Donald Trump has been condemned for his "dangerous" decision to halt US payments to the World Health Organisation in the midst of the coronavirus pandemic.
The US president says the WHO "failed in its basic duty" to stop the virus spreading when it was first reported in China, and "must be held accountable".
The US gave 900 million dollars (£720 million) to the WHO in the year 2018-2019 - a fifth of its total budget for that year.
Mr Trump said he would be "putting a hold on all funds going to World Health" during an "evaluation period" he says will last between 60 and 90 days.
Fellow billionaire Bill Gates has hit out at Mr Trump's decision, labelling it "dangerous as it sounds".
He said no organisation could replace its work, adding the "world needs WHO now more than ever".
European Union foreign policy chief Josep Borrell said the 27-nation EU “deeply” regrets the suspension of funds and added that the WHO is “needed more than ever” to combat the pandemic.
He called for measures to promote unity instead of division, and said: “Only by joining forces can we overcome this crisis that knows no borders.”
A Chinese foreign ministry spokesman said the country is “seriously concerned” about the US decision, telling reporters: “As the most authoritative and professional international institution in the field of global public health security, the WHO plays an irreplaceable role in responding to the global public health crisis.”
Spokesman Zhao Lijian said the US move will “weaken the WHO’s capabilities and undermine international co-operation in fighting the epidemic”.
UN secretary-general Antonio Guterres responded to Mr Trump’s announcement by saying now is not the time to end support, calling the WHO “absolutely critical” to the global effort to combat Covid-19.
Mr Guterres said the appropriate time for a review is “once we have finally turned the page on this pandemic”.
The US President claimed the outbreak could have been contained at its source and spared lives had the UN health agency done a better job of investigating reports coming out of China.
He continued that the world depends on the WHO to work with countries to make sure accurate information about health threats are shared in a timely manner.
The US contributed nearly 900 million dollars (£720 million) to the WHO’s budget for 2018-19, according to the agency’s website.
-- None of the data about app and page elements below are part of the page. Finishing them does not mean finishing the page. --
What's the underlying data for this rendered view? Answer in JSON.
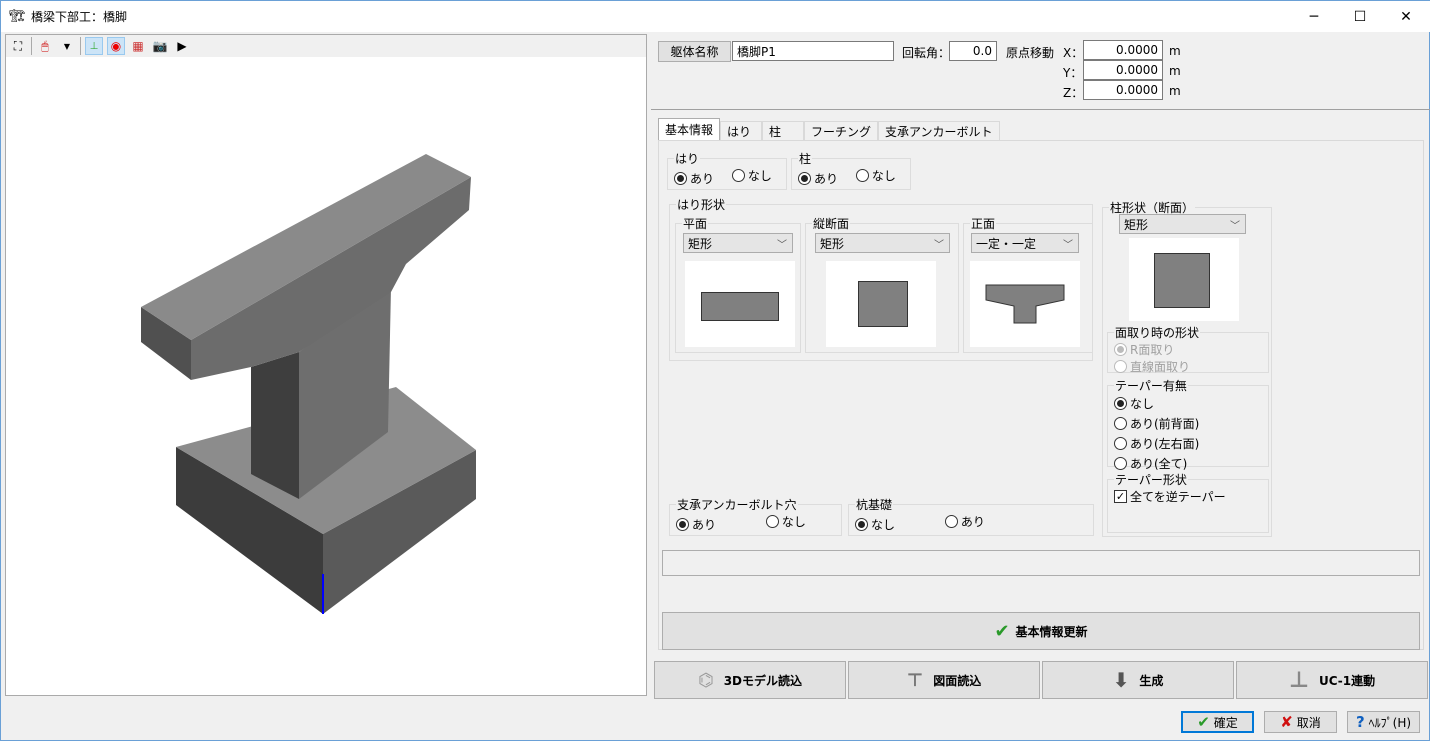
{
  "window": {
    "title": "橋梁下部工：橋脚",
    "minimize": "─",
    "maximize": "☐",
    "close": "✕"
  },
  "toolbar": {
    "icons": [
      "fit-view-icon",
      "mouse-mode-icon",
      "dropdown-icon",
      "axis-icon",
      "target-icon",
      "color-palette-icon",
      "camera-icon",
      "movie-icon"
    ]
  },
  "header": {
    "body_name_label": "躯体名称",
    "body_name_value": "橋脚P1",
    "rotation_label": "回転角：",
    "rotation_value": "0.0",
    "origin_label": "原点移動",
    "x_label": "X：",
    "y_label": "Y：",
    "z_label": "Z：",
    "x_value": "0.0000",
    "y_value": "0.0000",
    "z_value": "0.0000",
    "unit": "m"
  },
  "tabs": [
    "基本情報",
    "はり",
    "柱",
    "フーチング",
    "支承アンカーボルト"
  ],
  "basic": {
    "beam_group": "はり",
    "col_group": "柱",
    "yes": "あり",
    "no": "なし",
    "beam_shape_group": "はり形状",
    "plan_label": "平面",
    "plan_value": "矩形",
    "longi_label": "縦断面",
    "longi_value": "矩形",
    "front_label": "正面",
    "front_value": "一定・一定",
    "col_shape_label": "柱形状（断面）",
    "col_shape_value": "矩形",
    "chamfer_group": "面取り時の形状",
    "chamfer_r": "R面取り",
    "chamfer_line": "直線面取り",
    "taper_group": "テーパー有無",
    "taper_none": "なし",
    "taper_fb": "あり(前背面)",
    "taper_lr": "あり(左右面)",
    "taper_all": "あり(全て)",
    "taper_shape_group": "テーパー形状",
    "taper_reverse": "全てを逆テーパー",
    "anchor_group": "支承アンカーボルト穴",
    "pile_group": "杭基礎",
    "pile_none": "なし",
    "pile_yes": "あり",
    "update_button": "基本情報更新"
  },
  "actions": {
    "load3d": "3Dモデル読込",
    "loaddrawing": "図面読込",
    "generate": "生成",
    "uc1": "UC-1連動"
  },
  "footer": {
    "ok": "確定",
    "cancel": "取消",
    "help": "ﾍﾙﾌﾟ(H)"
  }
}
That represents a fifth of its total budget for those years.
Washington gave nearly three-quarters of the funds in “specified voluntary contributions” and the rest in “assessed” funding as part of the commitment to UN institutions.
Last week, Mr Trump blasted the WHO for being “China-centric” and alleging that it had “criticised” his ban on travel from China as the Covid-19 outbreak was spreading from the city of Wuhan.
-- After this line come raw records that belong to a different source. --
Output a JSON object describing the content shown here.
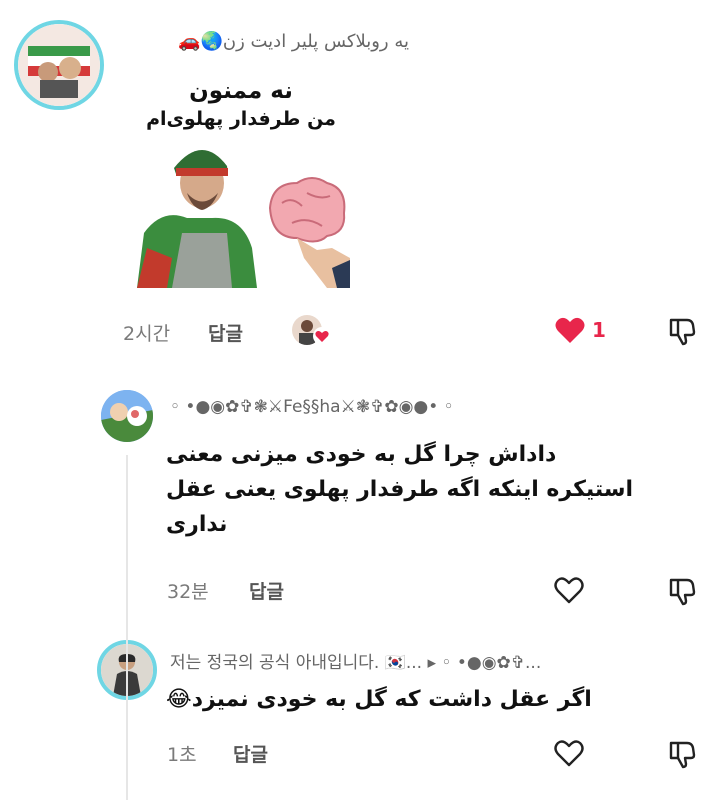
{
  "comments": [
    {
      "username": "یه روبلاکس پلیر ادیت زن🌏🚗",
      "sticker": {
        "line1": "نه ممنون",
        "line2": "من طرفدار پهلوی‌ام"
      },
      "time": "2시간",
      "reply_label": "답글",
      "like_count": "1"
    },
    {
      "username": "◦ •●◉✿✞❃⚔Fe§§ha⚔❃✞✿◉●• ◦",
      "text_line1": "داداش چرا گل به خودی میزنی معنی",
      "text_line2": "استیکره اینکه اگه طرفدار پهلوی یعنی عقل",
      "text_line3": "نداری",
      "time": "32분",
      "reply_label": "답글"
    },
    {
      "username": "저는 정국의 공식 아내입니다. 🇰🇷... ▸ ◦ •●◉✿✞...",
      "text": "اگر عقل داشت که گل به خودی نمیزد😂",
      "time": "1초",
      "reply_label": "답글"
    }
  ],
  "colors": {
    "ring": "#6fd6e4",
    "like": "#e8264b",
    "muted": "#7a7a7a"
  }
}
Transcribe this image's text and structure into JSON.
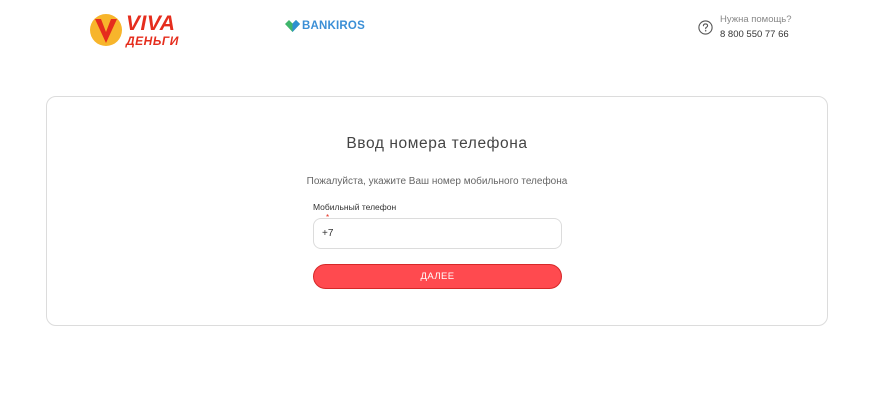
{
  "header": {
    "logo_word": "VIVA",
    "logo_sub": "ДЕНЬГИ",
    "partner_word": "BANKIROS",
    "help_label": "Нужна помощь?",
    "help_phone": "8 800 550 77 66"
  },
  "form": {
    "title": "Ввод номера телефона",
    "subtitle": "Пожалуйста, укажите Ваш номер мобильного телефона",
    "phone_label": "Мобильный телефон",
    "required_mark": "*",
    "phone_value": "+7",
    "submit_label": "ДАЛЕЕ"
  },
  "colors": {
    "brand_red": "#e52d1d",
    "button_red": "#ff4a4f",
    "partner_blue": "#3b8fd6",
    "partner_green": "#3fb56b"
  },
  "icons": {
    "viva_mark": "viva-v-mark-icon",
    "partner_mark": "bankiros-mark-icon",
    "help": "question-circle-icon"
  }
}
In a White House briefing, Mr Trump said: "The WHO failed in its basic duty and must be held accountable.”
He added the US will continue to engage with the global health organisation in pursuit of what he called meaningful reforms.
The US has seen 26,000 deaths of people who have tested positive for coronavirus, the highest number of any country in the world.
As cases in the US passed more than 610,000, Mr Trump said a "strong" plan to reopen the US was being "finalised".
Coronavirus: Everything you need to know: